Items from an interface collection:
┄┄┄┄┄┄┄┄┄┄

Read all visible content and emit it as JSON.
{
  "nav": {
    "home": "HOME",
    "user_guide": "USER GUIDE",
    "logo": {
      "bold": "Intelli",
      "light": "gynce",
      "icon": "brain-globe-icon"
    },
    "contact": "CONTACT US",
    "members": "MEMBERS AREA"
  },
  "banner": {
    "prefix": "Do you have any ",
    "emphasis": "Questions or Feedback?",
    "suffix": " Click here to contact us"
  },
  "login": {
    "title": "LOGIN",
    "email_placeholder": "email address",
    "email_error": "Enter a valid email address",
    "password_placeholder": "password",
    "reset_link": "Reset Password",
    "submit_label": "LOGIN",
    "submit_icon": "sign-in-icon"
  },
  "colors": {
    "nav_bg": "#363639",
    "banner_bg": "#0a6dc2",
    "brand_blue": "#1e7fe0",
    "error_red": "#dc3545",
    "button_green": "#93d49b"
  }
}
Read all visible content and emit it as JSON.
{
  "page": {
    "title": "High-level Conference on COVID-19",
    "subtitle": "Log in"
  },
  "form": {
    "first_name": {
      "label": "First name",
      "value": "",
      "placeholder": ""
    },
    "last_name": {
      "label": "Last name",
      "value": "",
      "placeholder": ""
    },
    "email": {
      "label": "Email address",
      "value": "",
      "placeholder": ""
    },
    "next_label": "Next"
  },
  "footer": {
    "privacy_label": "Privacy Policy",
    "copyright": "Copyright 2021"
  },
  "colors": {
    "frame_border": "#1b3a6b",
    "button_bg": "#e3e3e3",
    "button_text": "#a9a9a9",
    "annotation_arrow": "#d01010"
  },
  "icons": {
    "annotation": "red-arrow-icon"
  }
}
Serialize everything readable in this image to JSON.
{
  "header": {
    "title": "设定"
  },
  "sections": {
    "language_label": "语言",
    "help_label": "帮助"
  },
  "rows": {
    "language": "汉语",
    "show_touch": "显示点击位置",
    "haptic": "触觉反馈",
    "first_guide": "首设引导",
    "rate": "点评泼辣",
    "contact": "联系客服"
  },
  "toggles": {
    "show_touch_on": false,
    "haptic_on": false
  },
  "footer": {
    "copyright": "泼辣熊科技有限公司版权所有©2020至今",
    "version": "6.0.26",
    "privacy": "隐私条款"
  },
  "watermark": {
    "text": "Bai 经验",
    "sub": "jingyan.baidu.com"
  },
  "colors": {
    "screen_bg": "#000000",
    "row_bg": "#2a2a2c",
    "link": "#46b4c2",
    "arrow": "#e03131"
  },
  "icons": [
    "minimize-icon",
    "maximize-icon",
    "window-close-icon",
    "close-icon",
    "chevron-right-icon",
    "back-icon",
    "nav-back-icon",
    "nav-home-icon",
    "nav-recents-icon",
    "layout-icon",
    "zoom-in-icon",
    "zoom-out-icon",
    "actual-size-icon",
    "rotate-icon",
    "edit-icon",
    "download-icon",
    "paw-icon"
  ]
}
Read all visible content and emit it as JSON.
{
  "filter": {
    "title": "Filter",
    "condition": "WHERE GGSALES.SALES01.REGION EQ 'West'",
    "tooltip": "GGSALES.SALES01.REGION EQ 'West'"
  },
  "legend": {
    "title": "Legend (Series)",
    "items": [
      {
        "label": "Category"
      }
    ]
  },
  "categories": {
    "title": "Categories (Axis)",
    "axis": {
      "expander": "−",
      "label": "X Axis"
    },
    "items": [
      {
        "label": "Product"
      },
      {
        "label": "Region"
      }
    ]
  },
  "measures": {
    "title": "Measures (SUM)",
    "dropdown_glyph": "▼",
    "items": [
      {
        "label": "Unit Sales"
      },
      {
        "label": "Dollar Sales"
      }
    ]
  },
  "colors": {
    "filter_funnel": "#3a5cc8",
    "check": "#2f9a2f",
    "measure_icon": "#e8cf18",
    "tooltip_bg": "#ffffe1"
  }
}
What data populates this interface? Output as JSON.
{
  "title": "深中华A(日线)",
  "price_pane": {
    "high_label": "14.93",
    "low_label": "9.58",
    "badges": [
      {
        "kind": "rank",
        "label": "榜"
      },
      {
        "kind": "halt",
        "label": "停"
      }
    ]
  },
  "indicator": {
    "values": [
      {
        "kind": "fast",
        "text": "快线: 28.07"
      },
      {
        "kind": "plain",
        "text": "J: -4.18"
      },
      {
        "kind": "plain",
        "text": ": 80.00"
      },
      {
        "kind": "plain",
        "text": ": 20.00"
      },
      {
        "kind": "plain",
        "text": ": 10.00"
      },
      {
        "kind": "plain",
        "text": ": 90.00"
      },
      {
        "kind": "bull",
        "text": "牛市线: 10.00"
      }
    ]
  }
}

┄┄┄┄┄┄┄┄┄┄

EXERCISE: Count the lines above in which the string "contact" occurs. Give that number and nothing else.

ANSWER TO THIS PROBLEM: 3